These changes initially led to a reduction in the overall number of nursing students in training. But here’s one piece of good news from 2020: the number of student nurses rose 25 per cent compared from 2019, an increase of just over 6,000 in one year.
So why this sudden jump? It’s not because more people are applying than ever before – the number of applications for nursing courses in England is still below pre-2017 levels (there were 145,925 applications to English courses in 2020 and 150,970 in 2017). The most likely reason is that more funding is now available for clinical nursing placements, starting this financial year. As part of the NHS long-term plan, NHS England and NHS Improvement announced that it would provide funding to Health Education England to match the number of places filled on university courses with clinical placements from 2020/21. Without this additional capacity to supervise trainees, the number of nurses trained could not increase in a given year.
That doesn’t fully explain the increase, however. Late last year, just as applications for courses starting in 2020 were closing the government, recognising the impact of the removal of the bursary on more mature and disadvantaged students in particular, reinstated the maintenance grant (the part of funding that covered living costs) with additional funding for people studying within regions or specialties with particular shortages – though students will still have to cover their course fees. Breaking down this trend by age, we can see that age groups over 30 have seen the biggest increases in student numbers this year, increasing by an average of 40 per cent year-on-year (more than 2,800 people).
Restoring the maintenance grant may have made the prospective cost of taking up a nursing course seem more affordable for students of all ages, especially among mature students who are more likely to have additional living and caring costs compared to younger applicants. There may also have been built-up demand for places on nursing courses over the last couple of years, especially among people already working in health and care looking to retrain.
The announcement that the maintenance grant would be reinstated was made with only a month to go before the deadline for applications, so we may not have seen the full impact of this change yet. With a full year for prospective applicants to see how this change affects their circumstances, we may see another rise next year.

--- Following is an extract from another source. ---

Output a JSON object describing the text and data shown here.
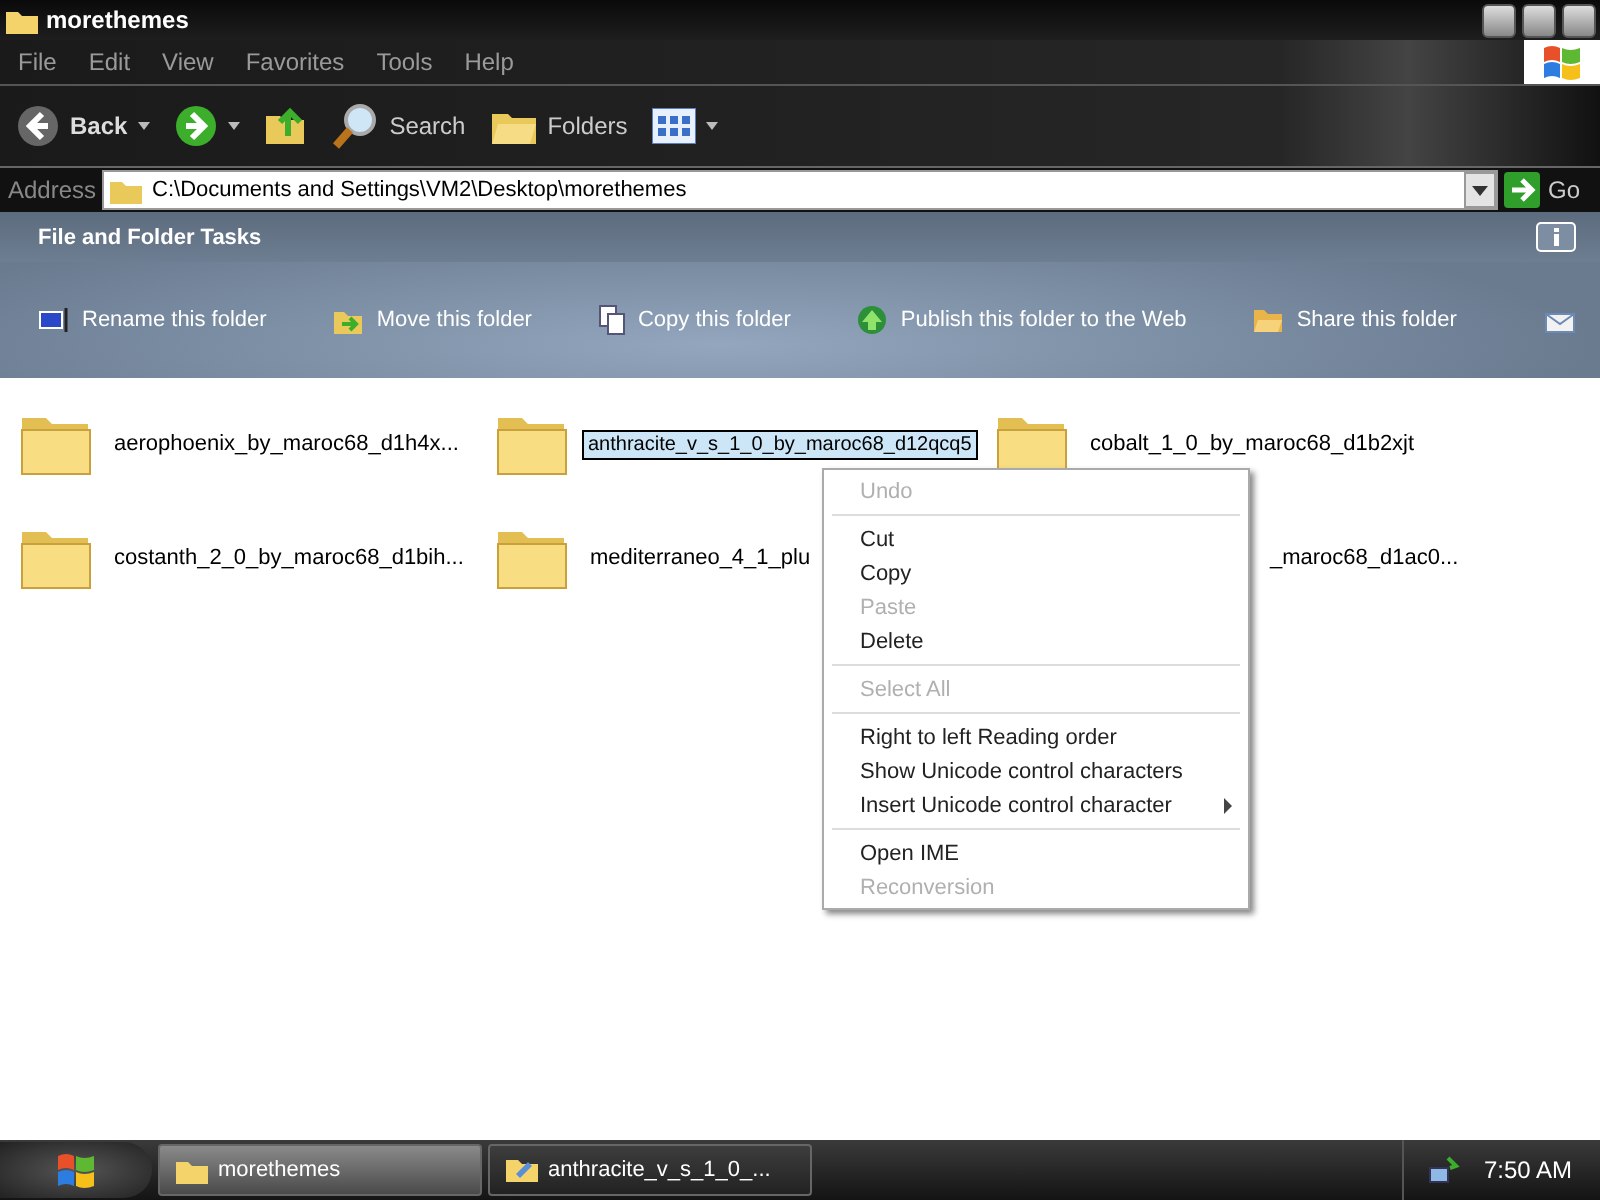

Such a rapid expansion in the number of training places for 2020 suggests that NHS organisations feel more confident about offering additional placements and that the additional funding from central bodies is having a positive effect on the number of people in training. However, we have not seen an increase in nursing staff at the same scale as student placements this year. The total number of ‘education nursing staff’ in the adult care sector increased by 11.9 per cent this year – a welcome expansion, but this only represents an additional 200 staff. With more than 6,000 additional students requiring supervision, each staff member is potentially left with more supervisory duties to balance as part of their workload (though other nurses will also cover supervision).
This is already a very tough time to work in the NHS – following years of staff shortages, the Covid-19 pandemic has only increased the workload for staff, while also creating a backlog of need for care that the system here in England will have to work though over a period of years to come. The NHS needs more staff, and such a rapid rise in student nurses is a big step forward in achieving sustainable and safe staffing levels in the future, but paradoxically will increase the need for more staff in the short term to ensure the quality of that training.
The solution to the staff shortages that existed before and have now been exacerbated by the pandemic is a long-term increase in the number of staff trained within the NHS, supported by an increase in the retention of staff and a short-term increase in sustainable international recruitment. Brexit and the Covid-19 pandemic have both made international recruitment more difficult, but increasing concerns about the welfare of nursing staff and the numbers experiencing burnout have made the need for recruitment more pressing.
Achieving a balance between all the calls on the time of frontline staff would help to relieve some pressure, but will be difficult even after the pandemic ends. Hopefully this year marks the start of a more sustainable supply of nursing staff for the future.
This blog was updated on 4 February 2021 to clarify how funding for extra places flows through central bodies.